▶ [Entries from a dataset of interfaces]

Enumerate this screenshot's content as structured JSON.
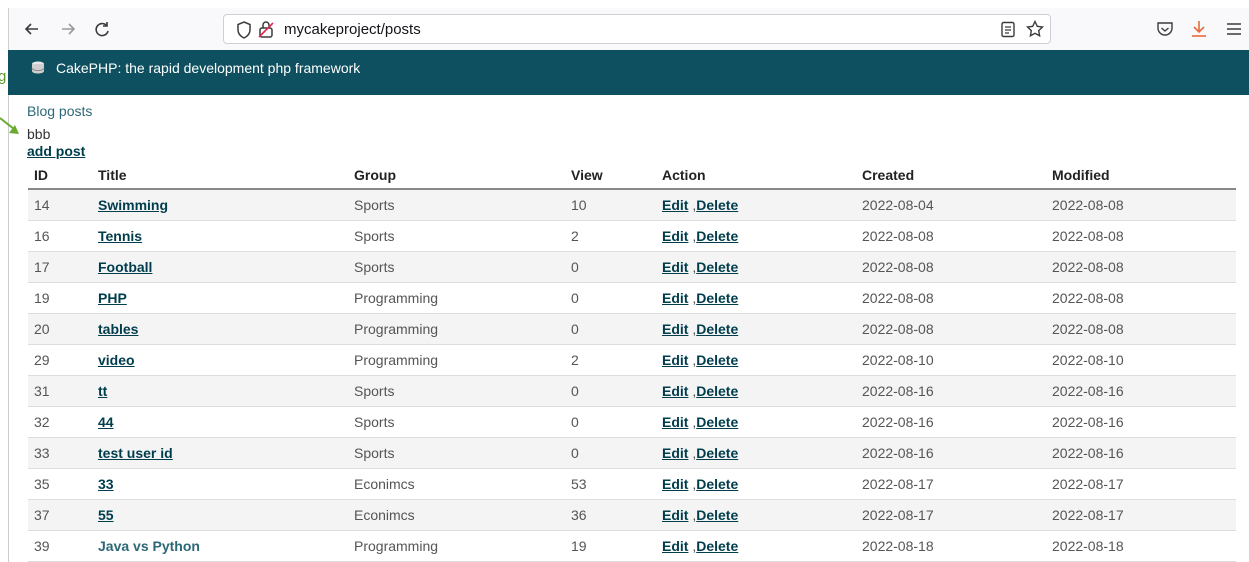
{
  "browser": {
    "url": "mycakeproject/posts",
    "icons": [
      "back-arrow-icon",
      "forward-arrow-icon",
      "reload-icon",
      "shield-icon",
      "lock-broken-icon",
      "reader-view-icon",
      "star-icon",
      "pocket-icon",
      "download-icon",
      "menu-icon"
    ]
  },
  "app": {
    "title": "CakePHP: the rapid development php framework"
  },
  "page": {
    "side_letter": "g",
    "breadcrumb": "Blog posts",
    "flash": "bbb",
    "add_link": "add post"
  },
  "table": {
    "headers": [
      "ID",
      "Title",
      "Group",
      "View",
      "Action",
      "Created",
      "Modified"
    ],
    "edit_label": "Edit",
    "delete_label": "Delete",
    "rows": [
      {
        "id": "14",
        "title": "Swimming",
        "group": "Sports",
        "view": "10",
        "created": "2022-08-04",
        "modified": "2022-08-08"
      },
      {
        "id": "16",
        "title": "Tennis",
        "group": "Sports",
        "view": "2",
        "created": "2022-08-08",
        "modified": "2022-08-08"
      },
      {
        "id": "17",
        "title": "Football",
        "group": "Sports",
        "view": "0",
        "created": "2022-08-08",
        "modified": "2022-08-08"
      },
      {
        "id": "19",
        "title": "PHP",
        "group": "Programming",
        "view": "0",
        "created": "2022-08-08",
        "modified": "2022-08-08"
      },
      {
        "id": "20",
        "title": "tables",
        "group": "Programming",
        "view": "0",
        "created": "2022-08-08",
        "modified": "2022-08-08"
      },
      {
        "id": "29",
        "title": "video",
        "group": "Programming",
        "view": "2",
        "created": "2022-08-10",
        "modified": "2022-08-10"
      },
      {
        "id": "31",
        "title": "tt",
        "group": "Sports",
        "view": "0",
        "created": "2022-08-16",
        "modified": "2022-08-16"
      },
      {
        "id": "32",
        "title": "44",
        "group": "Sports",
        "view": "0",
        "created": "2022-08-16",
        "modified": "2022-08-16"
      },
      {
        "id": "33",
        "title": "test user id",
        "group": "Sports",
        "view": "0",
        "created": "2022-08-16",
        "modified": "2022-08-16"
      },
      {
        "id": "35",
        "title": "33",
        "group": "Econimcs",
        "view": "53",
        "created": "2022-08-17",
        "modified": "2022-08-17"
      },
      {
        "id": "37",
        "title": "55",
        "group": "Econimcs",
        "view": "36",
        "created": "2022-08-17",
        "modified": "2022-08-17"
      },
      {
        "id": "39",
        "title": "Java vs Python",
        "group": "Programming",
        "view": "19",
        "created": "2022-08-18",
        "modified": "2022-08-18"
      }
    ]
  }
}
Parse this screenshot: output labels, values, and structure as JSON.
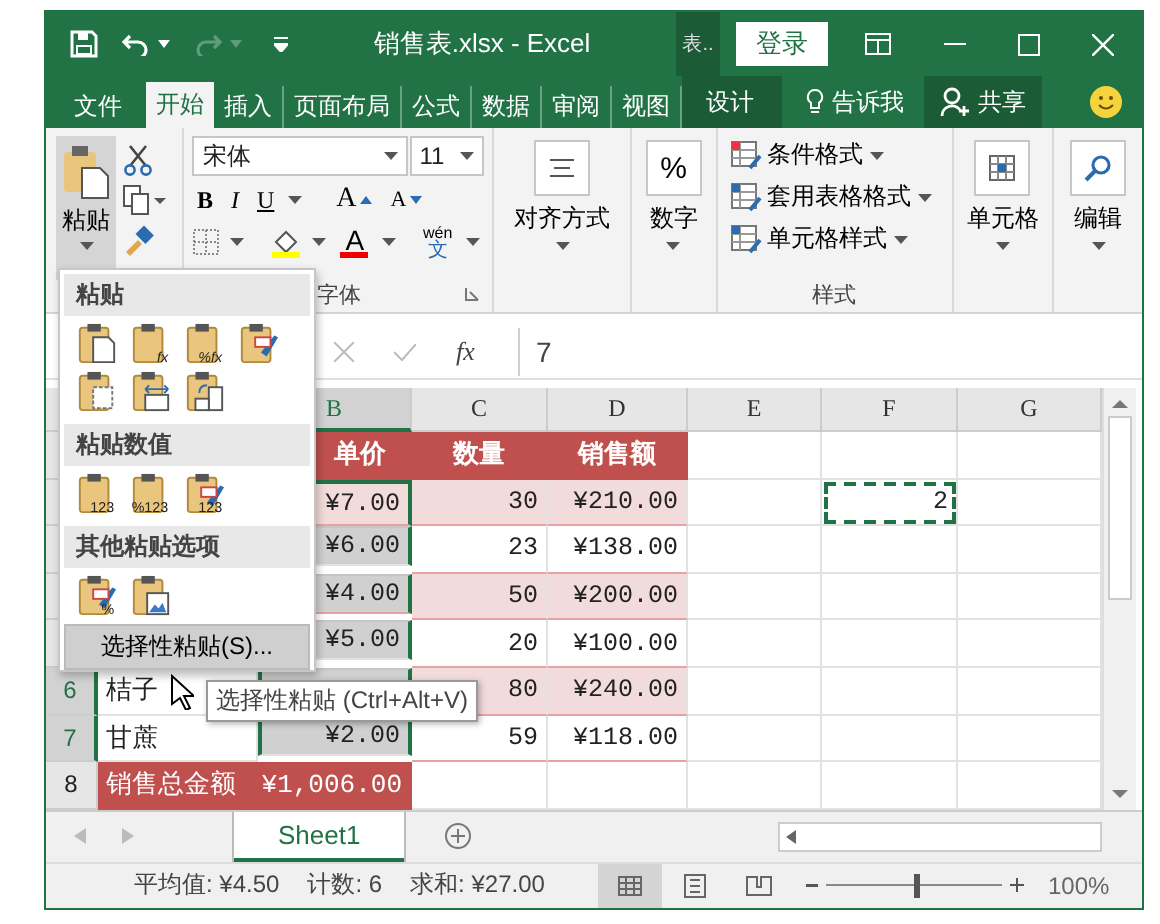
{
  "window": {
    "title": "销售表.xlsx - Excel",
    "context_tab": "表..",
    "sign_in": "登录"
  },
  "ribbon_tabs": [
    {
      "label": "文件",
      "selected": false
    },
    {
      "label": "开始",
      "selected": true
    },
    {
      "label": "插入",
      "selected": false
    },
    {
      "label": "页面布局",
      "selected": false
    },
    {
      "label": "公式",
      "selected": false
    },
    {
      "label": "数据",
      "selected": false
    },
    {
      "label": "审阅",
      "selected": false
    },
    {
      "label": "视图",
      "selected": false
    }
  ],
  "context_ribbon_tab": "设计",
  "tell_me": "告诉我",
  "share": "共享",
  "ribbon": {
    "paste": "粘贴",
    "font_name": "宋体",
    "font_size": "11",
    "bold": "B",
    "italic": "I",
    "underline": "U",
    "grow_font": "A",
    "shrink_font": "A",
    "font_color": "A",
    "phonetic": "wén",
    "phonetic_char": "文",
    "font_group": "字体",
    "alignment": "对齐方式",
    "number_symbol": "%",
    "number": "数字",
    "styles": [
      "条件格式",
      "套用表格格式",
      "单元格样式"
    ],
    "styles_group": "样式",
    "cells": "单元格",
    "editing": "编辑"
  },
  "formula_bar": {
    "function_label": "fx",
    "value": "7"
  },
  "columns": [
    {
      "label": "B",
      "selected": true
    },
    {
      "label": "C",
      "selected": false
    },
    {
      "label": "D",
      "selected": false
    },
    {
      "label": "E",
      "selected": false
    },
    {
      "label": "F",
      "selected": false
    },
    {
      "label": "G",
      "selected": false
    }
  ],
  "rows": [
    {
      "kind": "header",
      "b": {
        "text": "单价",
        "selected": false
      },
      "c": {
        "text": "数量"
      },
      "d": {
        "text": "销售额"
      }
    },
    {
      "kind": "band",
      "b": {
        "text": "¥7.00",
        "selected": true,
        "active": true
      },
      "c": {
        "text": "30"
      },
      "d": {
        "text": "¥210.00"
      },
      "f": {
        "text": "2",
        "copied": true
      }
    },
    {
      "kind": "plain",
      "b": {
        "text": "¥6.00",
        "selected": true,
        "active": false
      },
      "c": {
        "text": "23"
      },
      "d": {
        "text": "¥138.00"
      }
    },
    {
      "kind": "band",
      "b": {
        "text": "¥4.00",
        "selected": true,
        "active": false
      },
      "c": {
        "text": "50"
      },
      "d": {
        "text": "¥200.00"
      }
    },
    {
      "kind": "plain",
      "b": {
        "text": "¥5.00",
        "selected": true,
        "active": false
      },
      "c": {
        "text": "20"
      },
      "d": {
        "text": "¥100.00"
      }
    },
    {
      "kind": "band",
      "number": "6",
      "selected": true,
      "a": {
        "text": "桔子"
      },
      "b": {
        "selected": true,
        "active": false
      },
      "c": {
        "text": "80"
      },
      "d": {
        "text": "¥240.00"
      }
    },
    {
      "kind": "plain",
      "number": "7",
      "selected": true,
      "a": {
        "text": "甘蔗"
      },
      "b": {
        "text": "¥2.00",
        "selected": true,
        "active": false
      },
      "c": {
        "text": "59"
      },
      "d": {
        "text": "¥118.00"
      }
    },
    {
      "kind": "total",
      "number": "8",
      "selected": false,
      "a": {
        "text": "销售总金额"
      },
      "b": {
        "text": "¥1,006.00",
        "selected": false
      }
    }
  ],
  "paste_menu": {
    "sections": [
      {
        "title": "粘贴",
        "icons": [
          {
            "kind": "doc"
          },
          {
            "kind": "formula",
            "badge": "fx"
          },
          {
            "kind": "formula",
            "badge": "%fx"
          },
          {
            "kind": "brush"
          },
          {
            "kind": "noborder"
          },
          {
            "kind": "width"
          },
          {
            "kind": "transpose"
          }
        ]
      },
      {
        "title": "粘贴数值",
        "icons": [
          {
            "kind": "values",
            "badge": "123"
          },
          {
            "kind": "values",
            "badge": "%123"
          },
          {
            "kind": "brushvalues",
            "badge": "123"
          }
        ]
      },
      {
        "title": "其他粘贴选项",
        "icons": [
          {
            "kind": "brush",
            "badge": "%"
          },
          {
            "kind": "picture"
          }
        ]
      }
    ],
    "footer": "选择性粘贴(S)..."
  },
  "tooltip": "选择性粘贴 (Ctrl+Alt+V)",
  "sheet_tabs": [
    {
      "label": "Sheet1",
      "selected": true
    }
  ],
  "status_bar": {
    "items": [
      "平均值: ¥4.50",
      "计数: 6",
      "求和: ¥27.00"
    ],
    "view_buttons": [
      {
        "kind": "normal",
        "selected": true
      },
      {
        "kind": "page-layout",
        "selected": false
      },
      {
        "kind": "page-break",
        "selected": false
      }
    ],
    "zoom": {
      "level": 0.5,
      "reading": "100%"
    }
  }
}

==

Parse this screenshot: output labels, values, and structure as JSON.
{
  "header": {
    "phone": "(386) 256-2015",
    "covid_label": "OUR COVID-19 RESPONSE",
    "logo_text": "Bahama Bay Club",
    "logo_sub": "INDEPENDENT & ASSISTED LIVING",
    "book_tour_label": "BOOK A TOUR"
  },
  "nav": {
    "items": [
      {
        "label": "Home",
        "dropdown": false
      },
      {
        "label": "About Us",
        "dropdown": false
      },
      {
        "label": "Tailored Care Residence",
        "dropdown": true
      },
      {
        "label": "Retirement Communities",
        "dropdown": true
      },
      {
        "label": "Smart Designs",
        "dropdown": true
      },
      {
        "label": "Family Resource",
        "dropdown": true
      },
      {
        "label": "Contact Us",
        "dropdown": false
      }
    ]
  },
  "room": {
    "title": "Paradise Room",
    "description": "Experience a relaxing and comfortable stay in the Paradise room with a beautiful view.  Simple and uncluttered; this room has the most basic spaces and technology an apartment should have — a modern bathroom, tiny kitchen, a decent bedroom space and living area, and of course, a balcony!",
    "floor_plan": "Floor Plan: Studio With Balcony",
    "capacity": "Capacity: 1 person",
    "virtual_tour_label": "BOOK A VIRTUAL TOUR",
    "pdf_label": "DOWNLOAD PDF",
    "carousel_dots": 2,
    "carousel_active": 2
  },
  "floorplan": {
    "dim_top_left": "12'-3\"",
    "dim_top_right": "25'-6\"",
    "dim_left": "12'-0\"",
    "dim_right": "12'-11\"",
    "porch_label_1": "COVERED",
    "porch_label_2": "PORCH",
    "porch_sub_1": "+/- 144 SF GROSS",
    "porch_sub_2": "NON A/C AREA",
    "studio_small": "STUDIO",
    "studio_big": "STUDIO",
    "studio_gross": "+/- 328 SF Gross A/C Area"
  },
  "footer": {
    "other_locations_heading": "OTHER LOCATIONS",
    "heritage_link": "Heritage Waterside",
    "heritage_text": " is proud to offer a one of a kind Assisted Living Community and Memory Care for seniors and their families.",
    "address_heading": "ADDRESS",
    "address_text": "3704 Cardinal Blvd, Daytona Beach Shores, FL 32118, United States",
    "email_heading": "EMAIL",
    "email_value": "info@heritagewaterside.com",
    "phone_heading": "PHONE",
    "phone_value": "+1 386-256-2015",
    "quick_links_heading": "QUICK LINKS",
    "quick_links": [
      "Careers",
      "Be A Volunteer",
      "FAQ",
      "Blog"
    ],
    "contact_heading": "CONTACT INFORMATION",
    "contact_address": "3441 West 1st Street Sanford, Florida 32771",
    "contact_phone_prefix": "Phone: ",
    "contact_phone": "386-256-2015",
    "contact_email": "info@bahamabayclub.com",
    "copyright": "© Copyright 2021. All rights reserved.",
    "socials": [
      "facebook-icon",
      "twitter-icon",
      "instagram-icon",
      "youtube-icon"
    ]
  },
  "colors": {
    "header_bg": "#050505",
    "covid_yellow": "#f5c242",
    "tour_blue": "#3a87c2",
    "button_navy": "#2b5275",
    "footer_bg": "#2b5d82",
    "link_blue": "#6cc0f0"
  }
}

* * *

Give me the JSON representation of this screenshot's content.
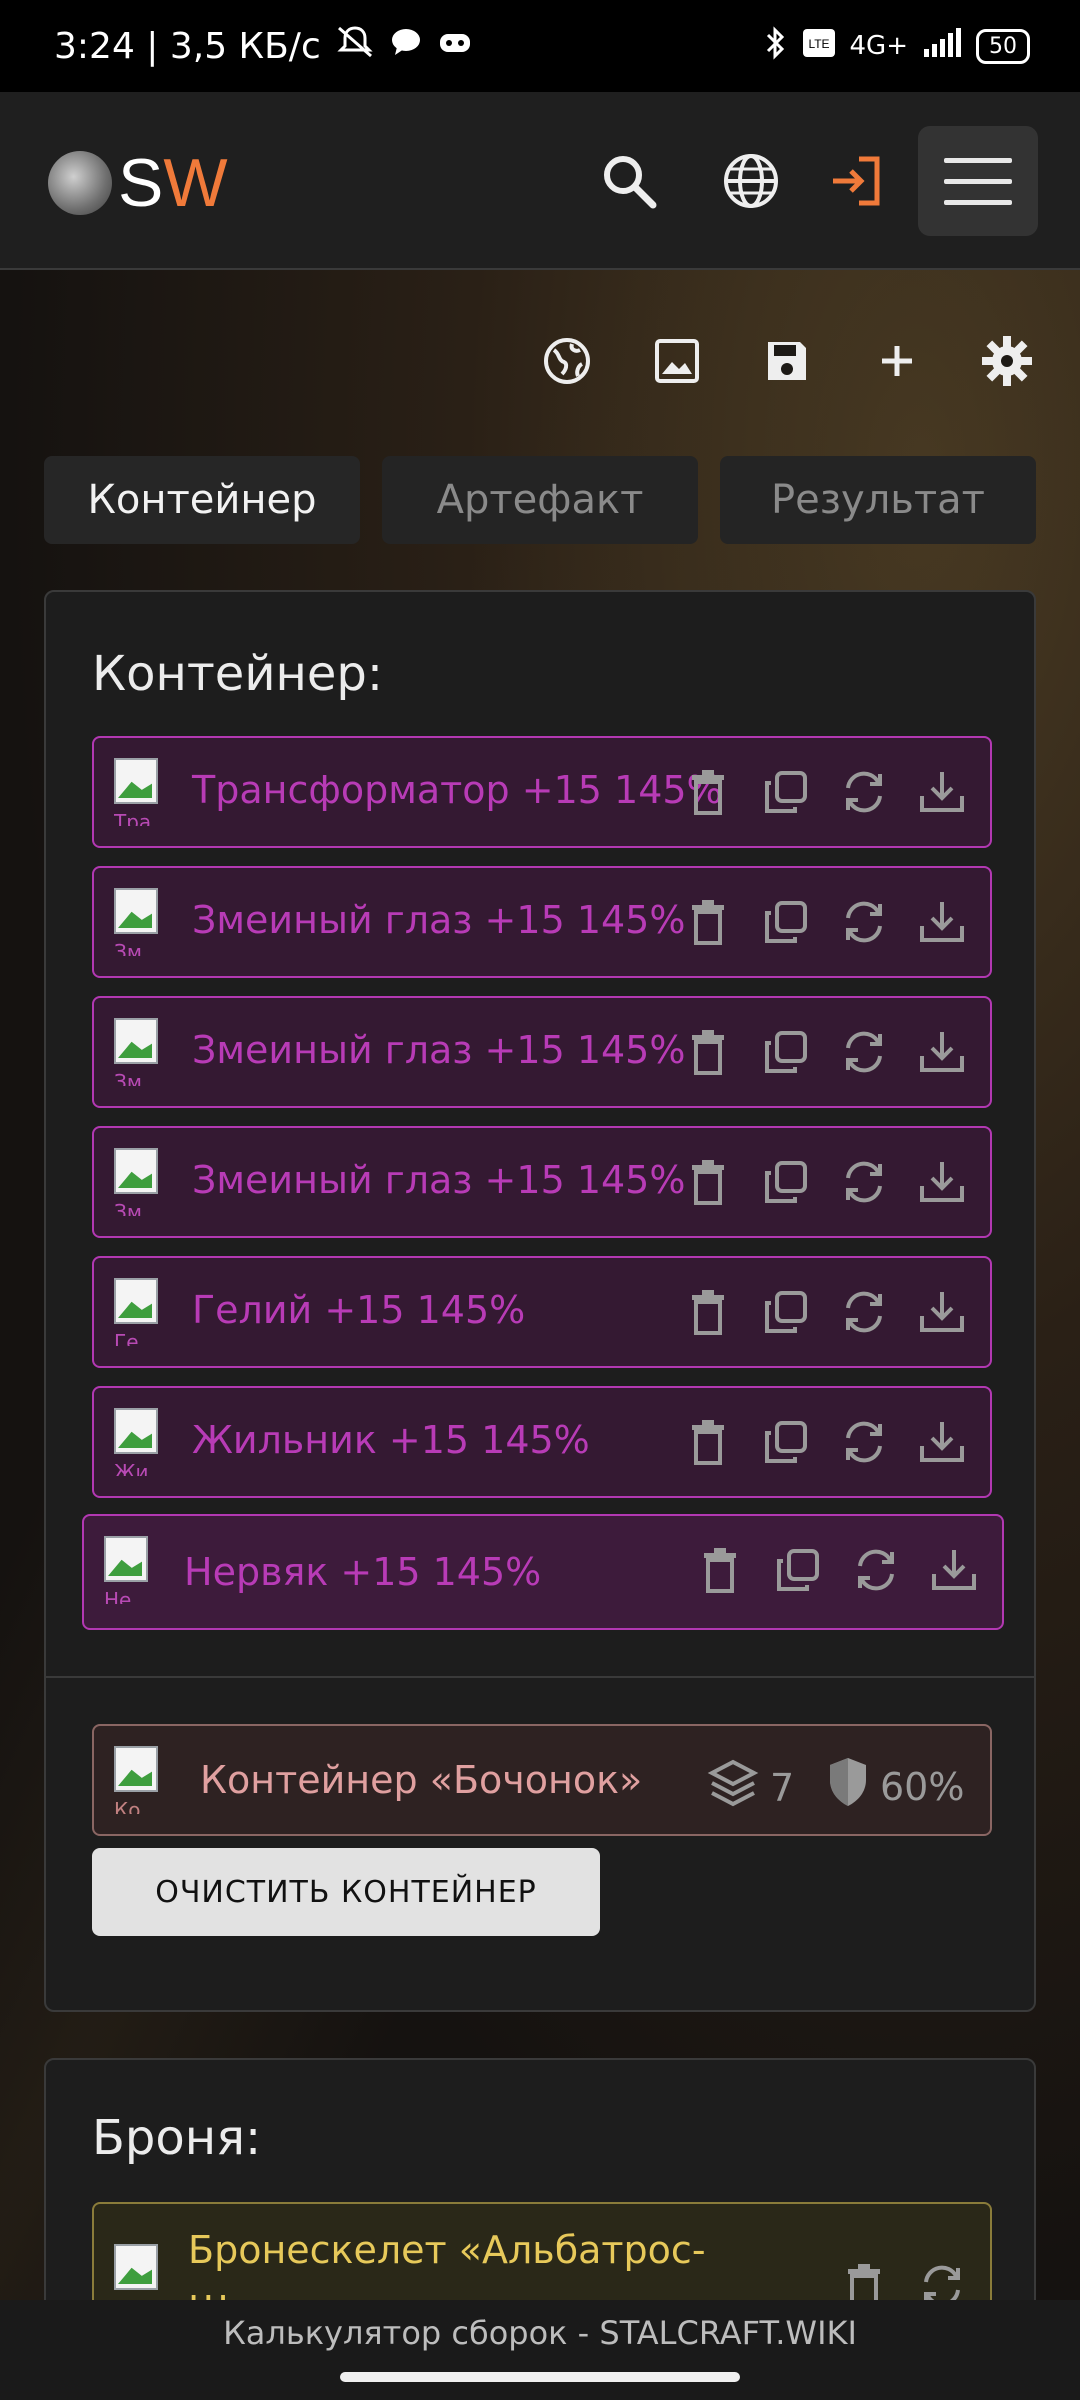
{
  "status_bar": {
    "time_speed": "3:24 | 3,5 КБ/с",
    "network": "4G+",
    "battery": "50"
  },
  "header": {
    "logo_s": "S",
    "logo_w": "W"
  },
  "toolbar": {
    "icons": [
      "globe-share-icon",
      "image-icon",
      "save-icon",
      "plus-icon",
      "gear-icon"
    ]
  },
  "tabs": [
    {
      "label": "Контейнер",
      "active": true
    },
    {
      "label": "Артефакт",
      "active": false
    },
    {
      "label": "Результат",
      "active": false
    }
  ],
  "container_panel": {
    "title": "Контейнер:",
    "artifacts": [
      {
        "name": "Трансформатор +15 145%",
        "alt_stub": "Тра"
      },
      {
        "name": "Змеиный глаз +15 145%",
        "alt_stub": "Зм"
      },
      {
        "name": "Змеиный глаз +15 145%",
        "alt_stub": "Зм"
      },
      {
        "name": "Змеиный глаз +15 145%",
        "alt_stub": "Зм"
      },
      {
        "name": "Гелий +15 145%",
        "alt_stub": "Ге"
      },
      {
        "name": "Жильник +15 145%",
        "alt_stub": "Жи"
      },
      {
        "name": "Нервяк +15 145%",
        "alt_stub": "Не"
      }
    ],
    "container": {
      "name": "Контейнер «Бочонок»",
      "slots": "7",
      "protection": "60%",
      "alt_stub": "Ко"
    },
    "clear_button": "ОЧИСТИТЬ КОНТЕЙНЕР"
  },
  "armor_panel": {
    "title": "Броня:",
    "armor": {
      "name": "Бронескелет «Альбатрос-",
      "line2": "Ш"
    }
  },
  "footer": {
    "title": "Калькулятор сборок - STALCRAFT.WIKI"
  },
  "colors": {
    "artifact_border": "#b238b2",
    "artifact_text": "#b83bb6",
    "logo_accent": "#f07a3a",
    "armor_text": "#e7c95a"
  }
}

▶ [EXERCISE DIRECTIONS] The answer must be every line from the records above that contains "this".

▶ [ANSWER SPACE]
Enumerate this screenshot's content as structured JSON.
Parse this screenshot: output labels, values, and structure as JSON.
Parse this screenshot: output labels, values, and structure as JSON.
    "description": "Experience a relaxing and comfortable stay in the Paradise room with a beautiful view.  Simple and uncluttered; this room has the most basic spaces and technology an apartment should have — a modern bathroom, tiny kitchen, a decent bedroom space and living area, and of course, a balcony!",
Give me the JSON representation of this screenshot's content.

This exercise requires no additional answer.